• _WHAT YOU NEED TO DO_
Check every line of the data and copy the ones where "accent" appears.

• _WORKING DATA_
________
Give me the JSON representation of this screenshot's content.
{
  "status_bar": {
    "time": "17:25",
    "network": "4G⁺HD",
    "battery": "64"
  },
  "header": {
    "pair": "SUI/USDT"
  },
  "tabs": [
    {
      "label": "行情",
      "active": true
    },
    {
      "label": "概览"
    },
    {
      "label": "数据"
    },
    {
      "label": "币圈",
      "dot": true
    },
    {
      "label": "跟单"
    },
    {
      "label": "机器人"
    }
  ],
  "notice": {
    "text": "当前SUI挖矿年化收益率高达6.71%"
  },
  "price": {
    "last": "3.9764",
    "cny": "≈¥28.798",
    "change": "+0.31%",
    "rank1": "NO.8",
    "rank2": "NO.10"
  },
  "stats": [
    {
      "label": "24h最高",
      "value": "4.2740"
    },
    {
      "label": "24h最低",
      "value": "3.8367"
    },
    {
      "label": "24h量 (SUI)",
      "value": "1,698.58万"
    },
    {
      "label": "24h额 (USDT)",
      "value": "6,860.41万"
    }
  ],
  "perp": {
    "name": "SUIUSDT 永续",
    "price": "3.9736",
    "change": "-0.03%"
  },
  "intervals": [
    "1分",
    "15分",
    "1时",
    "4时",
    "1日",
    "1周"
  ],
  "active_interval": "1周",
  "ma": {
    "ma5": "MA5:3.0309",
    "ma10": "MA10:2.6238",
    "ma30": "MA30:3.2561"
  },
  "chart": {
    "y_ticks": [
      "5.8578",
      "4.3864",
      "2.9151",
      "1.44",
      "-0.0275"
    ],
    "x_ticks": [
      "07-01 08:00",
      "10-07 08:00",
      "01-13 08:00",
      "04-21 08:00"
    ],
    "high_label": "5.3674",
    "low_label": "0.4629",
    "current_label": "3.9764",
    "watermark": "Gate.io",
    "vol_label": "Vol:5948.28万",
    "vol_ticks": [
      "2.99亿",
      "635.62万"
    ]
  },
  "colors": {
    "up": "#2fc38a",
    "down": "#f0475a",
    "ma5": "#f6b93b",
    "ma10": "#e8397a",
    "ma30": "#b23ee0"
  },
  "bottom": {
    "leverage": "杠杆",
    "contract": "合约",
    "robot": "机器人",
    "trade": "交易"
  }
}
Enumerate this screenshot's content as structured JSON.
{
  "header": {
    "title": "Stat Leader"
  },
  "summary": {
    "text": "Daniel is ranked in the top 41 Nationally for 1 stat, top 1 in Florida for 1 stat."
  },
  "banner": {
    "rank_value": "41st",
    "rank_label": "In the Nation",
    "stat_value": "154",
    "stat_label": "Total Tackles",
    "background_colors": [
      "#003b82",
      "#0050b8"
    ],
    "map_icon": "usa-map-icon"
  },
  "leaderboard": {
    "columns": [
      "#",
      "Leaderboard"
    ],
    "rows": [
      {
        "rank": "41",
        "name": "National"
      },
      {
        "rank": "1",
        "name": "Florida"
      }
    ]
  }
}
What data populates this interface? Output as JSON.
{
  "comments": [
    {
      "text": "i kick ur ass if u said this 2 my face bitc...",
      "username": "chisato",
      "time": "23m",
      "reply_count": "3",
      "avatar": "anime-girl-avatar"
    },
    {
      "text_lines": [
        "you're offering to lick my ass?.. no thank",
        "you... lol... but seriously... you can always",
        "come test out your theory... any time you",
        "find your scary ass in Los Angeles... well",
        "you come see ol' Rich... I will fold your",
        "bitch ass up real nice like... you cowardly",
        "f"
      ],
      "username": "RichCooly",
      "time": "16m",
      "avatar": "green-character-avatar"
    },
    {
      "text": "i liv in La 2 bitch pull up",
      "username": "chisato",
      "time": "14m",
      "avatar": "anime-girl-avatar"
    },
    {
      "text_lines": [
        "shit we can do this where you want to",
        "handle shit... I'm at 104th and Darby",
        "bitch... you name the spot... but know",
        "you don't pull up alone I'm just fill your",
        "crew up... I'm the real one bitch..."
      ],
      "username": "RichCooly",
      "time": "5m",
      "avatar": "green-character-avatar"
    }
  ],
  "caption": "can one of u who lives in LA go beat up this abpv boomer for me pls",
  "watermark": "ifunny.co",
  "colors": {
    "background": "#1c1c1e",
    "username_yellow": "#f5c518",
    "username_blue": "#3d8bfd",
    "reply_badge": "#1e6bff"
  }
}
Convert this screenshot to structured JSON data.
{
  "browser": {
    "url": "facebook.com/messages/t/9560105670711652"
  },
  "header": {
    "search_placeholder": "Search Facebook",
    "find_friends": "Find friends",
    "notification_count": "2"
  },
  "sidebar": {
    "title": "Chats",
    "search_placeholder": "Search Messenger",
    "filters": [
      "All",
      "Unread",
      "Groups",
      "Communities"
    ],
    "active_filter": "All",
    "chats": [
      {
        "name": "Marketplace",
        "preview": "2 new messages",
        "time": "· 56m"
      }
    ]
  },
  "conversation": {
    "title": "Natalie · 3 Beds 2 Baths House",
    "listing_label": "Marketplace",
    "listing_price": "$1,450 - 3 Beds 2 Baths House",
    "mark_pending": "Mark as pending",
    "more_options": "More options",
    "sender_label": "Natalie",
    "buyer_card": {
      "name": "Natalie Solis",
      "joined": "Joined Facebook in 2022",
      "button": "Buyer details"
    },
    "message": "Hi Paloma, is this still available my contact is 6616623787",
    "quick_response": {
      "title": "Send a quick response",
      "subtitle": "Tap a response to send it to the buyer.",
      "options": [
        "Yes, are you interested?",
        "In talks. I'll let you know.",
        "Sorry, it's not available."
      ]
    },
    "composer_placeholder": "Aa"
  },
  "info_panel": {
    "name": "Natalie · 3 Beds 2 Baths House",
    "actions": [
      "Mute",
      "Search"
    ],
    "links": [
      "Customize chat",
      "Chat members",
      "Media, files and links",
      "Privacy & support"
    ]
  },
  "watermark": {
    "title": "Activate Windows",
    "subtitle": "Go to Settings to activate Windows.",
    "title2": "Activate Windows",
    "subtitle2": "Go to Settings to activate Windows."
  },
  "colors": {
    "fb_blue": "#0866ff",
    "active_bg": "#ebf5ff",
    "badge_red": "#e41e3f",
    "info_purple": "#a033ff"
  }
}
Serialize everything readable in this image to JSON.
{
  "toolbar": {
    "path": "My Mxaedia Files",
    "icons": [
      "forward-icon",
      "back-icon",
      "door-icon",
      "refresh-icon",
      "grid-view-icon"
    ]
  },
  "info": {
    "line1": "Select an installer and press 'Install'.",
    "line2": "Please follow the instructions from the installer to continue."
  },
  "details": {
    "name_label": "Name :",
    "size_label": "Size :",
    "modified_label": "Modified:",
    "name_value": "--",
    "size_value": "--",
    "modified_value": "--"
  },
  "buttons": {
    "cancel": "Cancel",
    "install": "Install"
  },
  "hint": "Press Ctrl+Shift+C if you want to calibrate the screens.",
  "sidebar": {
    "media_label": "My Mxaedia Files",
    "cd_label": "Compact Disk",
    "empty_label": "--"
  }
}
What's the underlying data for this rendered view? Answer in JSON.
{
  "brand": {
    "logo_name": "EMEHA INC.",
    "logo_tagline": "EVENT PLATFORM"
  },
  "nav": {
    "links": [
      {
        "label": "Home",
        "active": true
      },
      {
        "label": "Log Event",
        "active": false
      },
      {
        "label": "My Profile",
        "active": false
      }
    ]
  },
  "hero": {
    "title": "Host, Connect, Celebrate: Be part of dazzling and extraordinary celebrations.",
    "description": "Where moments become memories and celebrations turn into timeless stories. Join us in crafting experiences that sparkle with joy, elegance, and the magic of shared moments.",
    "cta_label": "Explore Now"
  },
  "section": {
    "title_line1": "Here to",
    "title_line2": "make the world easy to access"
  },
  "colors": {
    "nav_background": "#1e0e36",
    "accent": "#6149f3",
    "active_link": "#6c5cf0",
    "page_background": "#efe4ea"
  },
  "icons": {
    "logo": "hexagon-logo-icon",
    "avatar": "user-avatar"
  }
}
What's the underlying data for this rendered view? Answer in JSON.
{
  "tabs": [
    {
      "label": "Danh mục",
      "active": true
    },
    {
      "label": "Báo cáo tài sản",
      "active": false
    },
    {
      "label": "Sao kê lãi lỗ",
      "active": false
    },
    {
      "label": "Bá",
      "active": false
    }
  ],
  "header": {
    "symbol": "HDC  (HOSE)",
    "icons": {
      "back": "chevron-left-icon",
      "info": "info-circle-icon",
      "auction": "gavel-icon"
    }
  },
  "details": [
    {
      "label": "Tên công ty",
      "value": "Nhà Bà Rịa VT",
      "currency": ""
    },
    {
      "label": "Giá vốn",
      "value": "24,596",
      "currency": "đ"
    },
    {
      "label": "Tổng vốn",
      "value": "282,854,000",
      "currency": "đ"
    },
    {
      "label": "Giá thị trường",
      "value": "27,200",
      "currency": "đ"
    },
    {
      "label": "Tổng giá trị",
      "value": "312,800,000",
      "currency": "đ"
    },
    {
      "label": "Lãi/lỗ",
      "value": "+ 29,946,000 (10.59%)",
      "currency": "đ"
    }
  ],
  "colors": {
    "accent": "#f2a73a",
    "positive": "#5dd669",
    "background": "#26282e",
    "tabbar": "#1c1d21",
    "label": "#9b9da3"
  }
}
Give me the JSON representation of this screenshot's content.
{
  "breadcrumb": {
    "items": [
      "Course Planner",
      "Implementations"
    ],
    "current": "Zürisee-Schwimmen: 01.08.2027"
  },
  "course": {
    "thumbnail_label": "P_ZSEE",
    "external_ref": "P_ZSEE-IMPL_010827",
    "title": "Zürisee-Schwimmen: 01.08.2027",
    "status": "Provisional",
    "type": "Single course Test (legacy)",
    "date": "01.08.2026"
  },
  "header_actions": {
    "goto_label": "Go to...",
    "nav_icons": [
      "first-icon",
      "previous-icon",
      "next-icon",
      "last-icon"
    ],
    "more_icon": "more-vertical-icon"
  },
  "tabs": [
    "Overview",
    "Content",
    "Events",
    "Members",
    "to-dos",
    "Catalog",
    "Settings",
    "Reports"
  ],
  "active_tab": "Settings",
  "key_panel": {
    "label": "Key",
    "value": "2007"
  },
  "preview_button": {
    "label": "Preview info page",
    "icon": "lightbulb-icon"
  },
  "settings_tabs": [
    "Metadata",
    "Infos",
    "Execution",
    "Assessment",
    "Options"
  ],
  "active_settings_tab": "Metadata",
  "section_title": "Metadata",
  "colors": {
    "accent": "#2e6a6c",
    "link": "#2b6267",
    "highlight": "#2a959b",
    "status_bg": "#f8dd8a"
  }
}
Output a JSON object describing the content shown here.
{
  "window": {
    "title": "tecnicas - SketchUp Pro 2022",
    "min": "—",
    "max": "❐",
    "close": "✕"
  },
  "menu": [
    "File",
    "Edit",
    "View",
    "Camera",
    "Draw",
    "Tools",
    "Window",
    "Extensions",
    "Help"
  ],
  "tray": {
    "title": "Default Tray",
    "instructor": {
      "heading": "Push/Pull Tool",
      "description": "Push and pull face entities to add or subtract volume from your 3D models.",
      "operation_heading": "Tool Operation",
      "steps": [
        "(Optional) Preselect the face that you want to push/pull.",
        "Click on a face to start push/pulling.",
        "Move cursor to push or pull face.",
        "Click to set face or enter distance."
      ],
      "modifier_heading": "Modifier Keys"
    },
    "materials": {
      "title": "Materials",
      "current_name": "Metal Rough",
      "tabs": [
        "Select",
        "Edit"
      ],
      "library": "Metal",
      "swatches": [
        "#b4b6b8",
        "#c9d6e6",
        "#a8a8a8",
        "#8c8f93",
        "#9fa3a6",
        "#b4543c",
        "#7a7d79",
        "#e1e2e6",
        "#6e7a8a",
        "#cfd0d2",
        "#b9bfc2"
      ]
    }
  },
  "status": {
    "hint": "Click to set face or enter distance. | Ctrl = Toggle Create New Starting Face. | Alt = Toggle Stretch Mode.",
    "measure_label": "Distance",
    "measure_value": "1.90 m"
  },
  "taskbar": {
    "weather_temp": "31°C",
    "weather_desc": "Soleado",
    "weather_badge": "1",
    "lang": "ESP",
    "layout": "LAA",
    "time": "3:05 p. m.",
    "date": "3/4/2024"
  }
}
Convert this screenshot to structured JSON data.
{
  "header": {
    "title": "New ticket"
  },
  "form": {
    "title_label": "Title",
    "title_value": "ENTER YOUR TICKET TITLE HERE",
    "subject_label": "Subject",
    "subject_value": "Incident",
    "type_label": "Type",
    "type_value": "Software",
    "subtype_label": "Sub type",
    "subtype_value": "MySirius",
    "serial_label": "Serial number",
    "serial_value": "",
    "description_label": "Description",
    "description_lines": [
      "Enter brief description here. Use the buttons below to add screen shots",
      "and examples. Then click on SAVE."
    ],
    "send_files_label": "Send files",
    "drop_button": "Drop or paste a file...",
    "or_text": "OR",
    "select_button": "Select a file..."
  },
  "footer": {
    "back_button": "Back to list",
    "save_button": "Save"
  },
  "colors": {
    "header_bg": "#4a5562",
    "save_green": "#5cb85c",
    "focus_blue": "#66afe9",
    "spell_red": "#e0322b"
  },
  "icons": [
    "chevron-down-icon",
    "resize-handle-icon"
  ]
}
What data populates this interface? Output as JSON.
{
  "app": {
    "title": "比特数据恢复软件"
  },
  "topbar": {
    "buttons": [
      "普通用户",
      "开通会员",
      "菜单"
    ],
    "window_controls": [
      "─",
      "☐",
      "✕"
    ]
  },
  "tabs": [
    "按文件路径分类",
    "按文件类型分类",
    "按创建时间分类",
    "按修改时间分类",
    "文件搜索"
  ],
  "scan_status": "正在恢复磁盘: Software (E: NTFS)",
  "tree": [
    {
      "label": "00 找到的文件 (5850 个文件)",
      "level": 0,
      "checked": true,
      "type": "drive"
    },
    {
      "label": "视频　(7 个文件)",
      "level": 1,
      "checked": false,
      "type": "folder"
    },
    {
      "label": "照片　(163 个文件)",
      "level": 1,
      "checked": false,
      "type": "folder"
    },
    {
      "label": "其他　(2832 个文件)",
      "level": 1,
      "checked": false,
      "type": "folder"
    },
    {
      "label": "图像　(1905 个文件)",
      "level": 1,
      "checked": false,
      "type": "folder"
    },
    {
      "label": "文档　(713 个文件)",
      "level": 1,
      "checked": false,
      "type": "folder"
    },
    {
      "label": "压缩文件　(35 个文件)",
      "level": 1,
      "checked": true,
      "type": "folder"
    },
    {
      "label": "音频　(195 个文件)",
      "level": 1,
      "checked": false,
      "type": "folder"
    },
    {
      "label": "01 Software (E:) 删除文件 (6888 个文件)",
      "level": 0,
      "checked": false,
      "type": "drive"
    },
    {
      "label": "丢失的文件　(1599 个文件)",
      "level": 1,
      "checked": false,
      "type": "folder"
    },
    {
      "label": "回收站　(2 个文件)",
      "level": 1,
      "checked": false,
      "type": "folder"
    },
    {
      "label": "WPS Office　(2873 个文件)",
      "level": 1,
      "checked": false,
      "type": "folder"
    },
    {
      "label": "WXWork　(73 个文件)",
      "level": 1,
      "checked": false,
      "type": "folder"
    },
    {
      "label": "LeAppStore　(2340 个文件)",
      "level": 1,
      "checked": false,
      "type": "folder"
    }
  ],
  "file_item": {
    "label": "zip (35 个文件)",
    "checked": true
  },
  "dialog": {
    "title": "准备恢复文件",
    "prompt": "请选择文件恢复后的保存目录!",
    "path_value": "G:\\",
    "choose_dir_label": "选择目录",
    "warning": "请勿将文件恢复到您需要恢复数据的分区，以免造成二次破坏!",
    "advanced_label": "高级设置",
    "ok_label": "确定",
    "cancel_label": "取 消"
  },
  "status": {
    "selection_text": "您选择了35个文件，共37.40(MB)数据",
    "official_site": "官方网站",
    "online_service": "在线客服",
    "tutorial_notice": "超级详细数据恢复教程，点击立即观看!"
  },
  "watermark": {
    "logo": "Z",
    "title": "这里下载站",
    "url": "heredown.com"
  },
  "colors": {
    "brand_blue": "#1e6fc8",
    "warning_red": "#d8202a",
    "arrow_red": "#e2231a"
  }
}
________
• _YOUR RESPONSE_
    "accent": "#6149f3",
    "accent": "#f2a73a",
    "accent": "#2e6a6c",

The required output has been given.